------ EXERCISE DATA
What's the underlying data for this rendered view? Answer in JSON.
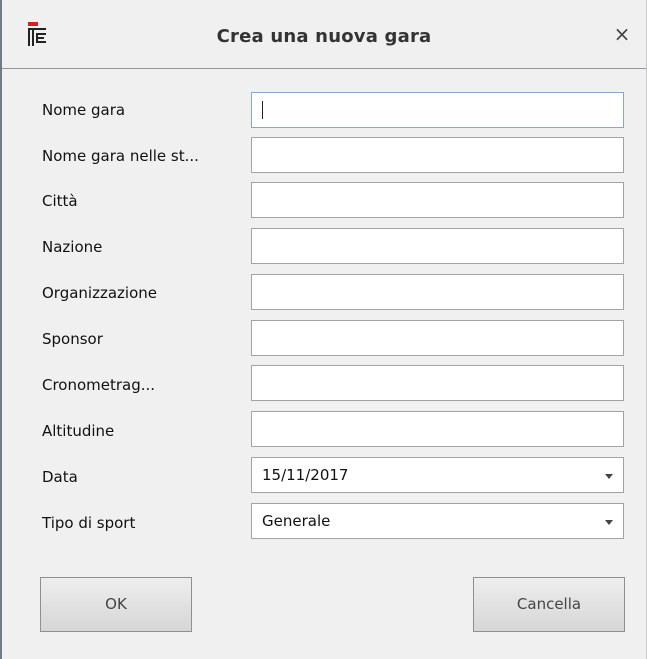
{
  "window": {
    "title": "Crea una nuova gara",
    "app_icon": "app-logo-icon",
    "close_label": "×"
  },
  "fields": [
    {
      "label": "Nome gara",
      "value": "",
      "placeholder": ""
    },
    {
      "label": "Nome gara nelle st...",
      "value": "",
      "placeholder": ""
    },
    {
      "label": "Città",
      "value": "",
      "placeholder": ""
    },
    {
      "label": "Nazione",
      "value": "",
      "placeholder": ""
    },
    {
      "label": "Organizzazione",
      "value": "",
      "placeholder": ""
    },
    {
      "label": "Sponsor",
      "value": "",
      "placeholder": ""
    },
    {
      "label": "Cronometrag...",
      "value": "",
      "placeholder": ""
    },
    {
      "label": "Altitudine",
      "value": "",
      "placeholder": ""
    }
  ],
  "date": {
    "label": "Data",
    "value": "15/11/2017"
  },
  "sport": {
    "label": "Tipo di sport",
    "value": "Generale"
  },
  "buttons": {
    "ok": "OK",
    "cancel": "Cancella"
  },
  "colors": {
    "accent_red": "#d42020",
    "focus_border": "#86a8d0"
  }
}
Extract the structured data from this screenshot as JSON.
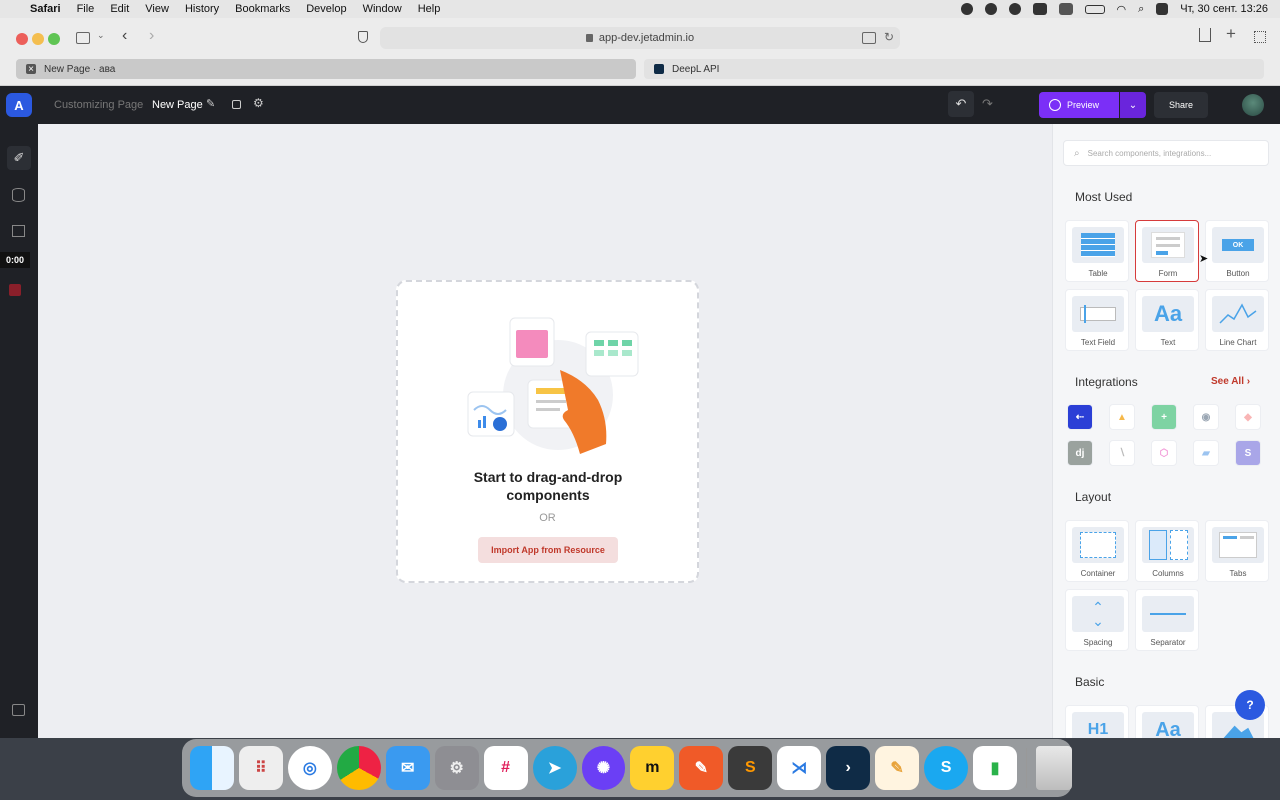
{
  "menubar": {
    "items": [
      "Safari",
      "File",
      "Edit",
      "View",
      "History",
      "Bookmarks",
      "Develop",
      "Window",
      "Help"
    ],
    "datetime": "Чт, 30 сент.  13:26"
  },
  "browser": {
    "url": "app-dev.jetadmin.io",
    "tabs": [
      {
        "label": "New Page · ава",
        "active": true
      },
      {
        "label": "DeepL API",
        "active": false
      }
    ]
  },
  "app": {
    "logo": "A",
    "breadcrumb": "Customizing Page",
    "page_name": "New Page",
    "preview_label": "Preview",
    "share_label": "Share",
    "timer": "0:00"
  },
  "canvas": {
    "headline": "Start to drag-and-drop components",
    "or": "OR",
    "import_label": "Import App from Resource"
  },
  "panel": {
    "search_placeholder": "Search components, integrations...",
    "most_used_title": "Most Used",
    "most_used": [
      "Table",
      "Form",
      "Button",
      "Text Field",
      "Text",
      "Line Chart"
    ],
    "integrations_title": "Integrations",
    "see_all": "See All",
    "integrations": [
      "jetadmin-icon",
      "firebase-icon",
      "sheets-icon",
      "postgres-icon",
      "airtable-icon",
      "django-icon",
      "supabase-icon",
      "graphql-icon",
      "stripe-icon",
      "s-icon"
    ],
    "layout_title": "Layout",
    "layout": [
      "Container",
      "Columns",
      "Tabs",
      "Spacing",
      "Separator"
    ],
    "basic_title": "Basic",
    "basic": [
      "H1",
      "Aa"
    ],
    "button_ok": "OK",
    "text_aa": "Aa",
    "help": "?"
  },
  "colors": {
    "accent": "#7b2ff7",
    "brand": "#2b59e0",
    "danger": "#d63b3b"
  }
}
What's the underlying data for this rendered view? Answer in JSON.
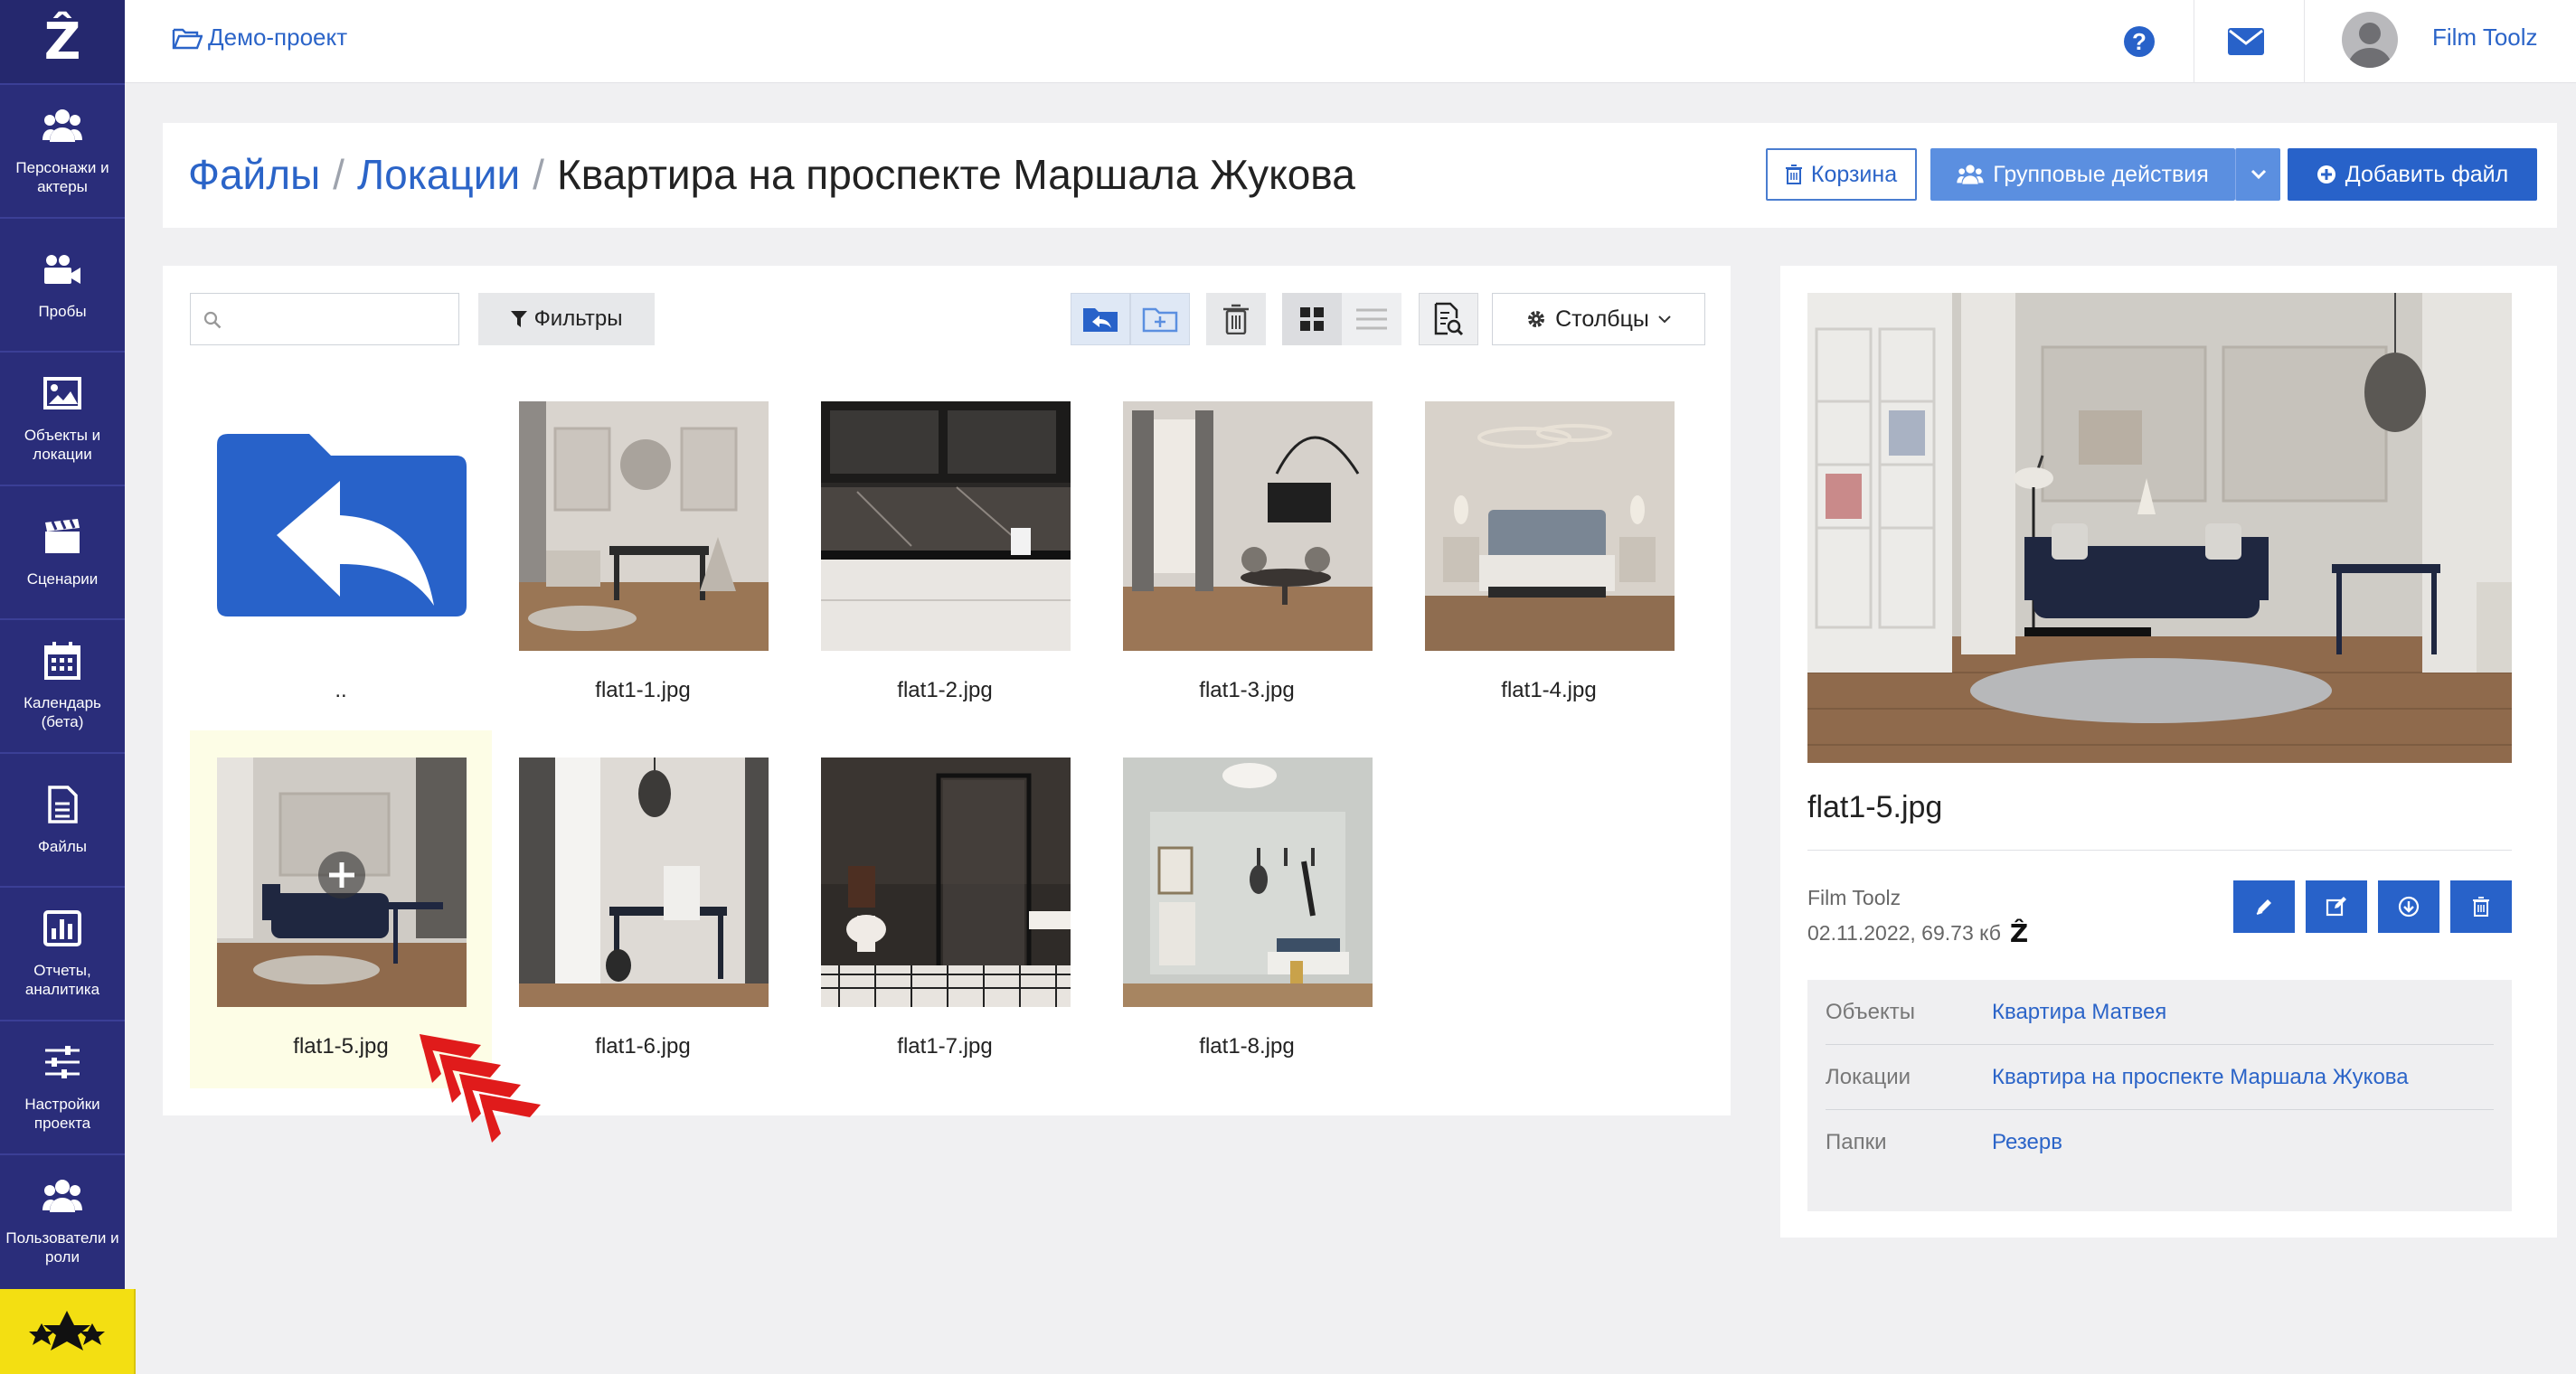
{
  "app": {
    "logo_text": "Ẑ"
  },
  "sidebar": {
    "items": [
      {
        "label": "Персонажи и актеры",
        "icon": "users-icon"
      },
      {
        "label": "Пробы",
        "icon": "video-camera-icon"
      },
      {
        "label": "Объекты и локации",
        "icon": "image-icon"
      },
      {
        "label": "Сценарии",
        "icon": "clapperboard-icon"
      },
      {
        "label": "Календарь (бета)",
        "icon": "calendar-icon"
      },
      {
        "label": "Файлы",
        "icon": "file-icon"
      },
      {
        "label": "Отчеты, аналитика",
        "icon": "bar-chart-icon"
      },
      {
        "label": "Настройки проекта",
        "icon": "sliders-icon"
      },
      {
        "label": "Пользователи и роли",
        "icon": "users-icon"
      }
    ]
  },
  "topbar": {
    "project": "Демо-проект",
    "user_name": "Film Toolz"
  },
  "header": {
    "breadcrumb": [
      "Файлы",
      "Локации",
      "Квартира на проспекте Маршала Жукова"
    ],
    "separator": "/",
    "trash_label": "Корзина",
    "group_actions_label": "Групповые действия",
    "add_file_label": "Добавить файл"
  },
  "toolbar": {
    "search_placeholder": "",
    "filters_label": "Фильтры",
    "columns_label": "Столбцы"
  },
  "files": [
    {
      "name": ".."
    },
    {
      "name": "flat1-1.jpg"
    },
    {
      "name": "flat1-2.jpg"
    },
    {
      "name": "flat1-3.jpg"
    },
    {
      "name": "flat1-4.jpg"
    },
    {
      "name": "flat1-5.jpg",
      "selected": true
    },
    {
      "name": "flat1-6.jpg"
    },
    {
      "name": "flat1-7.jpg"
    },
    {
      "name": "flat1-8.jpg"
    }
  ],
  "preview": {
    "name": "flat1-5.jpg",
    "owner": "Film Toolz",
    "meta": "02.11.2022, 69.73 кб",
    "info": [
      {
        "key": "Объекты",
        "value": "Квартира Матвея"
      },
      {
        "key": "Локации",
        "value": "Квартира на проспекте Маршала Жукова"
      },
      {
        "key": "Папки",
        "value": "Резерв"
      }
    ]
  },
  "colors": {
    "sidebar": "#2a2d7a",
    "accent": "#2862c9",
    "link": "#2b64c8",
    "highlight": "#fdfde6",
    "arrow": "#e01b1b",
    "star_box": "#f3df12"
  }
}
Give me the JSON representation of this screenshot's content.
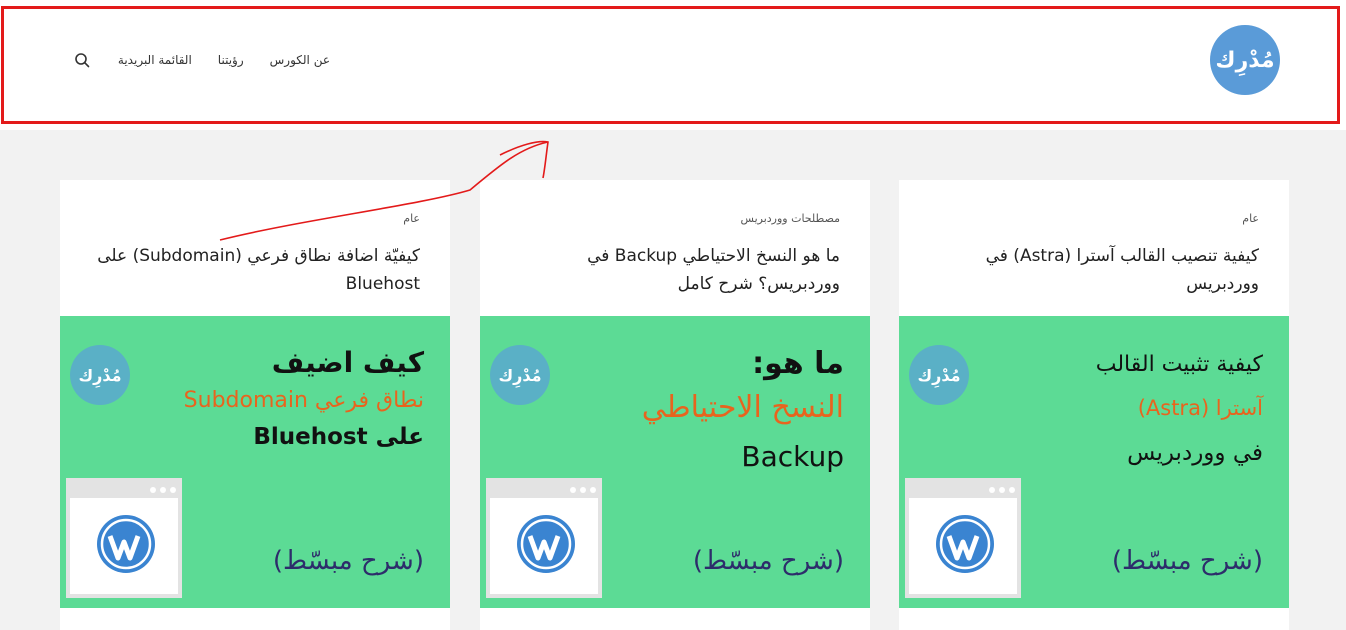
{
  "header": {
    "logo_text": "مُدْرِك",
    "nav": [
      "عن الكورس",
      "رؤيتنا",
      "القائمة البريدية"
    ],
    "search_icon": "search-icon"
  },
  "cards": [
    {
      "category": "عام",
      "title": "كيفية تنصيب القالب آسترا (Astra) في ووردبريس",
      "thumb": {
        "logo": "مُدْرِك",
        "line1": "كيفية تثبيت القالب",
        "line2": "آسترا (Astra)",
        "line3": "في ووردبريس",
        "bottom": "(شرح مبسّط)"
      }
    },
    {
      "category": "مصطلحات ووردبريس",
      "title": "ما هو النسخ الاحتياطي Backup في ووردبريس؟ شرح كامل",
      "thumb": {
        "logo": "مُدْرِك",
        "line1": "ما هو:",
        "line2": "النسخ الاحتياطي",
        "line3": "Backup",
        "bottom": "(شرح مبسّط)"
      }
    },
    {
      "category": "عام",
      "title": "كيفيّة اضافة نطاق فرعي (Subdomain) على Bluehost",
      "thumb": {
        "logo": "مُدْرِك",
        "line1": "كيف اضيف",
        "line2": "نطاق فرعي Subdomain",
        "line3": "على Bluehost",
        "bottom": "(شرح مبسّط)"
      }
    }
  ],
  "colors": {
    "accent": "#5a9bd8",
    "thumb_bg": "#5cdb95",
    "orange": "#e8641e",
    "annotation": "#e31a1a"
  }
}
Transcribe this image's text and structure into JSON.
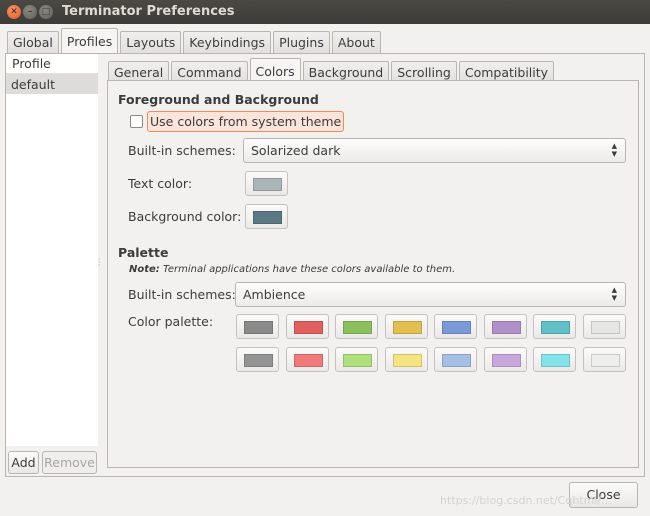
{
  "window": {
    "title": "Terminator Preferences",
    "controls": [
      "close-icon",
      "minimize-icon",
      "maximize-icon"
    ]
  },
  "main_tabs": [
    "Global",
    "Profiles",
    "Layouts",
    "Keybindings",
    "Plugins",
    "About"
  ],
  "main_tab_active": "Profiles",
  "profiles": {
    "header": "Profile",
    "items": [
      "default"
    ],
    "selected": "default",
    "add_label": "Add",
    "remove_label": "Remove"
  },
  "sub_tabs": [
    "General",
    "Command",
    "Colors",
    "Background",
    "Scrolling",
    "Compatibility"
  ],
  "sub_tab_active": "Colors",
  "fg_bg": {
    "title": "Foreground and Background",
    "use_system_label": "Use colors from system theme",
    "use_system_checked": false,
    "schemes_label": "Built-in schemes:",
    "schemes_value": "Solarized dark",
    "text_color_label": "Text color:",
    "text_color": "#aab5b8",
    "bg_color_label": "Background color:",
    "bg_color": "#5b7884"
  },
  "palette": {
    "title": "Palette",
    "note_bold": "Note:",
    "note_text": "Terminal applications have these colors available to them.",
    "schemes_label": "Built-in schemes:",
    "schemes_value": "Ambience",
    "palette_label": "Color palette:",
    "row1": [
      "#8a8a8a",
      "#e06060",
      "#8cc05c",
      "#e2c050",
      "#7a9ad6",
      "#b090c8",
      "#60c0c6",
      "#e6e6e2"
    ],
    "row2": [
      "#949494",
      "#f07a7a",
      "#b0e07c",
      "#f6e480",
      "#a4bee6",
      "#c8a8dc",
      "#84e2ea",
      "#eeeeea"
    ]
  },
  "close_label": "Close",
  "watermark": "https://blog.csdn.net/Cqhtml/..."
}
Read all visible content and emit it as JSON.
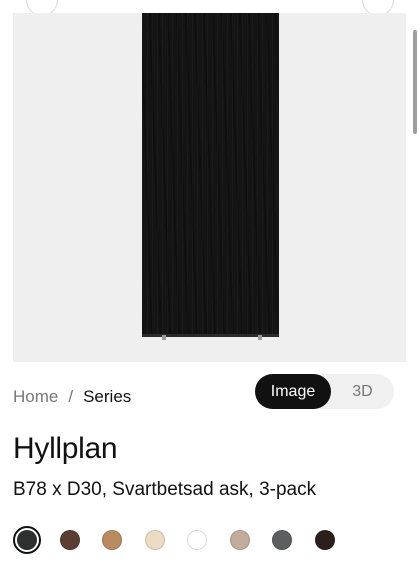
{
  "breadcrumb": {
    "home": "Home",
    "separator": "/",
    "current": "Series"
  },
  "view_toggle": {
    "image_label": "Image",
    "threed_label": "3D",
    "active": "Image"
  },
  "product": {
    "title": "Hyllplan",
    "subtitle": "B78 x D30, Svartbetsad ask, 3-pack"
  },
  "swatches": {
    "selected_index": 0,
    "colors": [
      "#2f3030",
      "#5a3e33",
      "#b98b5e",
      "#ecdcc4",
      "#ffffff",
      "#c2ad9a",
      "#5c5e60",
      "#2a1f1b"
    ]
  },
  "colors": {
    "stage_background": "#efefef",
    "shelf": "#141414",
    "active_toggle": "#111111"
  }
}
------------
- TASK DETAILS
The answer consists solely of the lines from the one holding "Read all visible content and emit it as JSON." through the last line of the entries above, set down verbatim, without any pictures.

- OUTPUT FOR THIS TASK
Read all visible content and emit it as JSON.
{
  "breadcrumb": {
    "home": "Home",
    "separator": "/",
    "current": "Series"
  },
  "view_toggle": {
    "image_label": "Image",
    "threed_label": "3D",
    "active": "Image"
  },
  "product": {
    "title": "Hyllplan",
    "subtitle": "B78 x D30, Svartbetsad ask, 3-pack"
  },
  "swatches": {
    "selected_index": 0,
    "colors": [
      "#2f3030",
      "#5a3e33",
      "#b98b5e",
      "#ecdcc4",
      "#ffffff",
      "#c2ad9a",
      "#5c5e60",
      "#2a1f1b"
    ]
  },
  "colors": {
    "stage_background": "#efefef",
    "shelf": "#141414",
    "active_toggle": "#111111"
  }
}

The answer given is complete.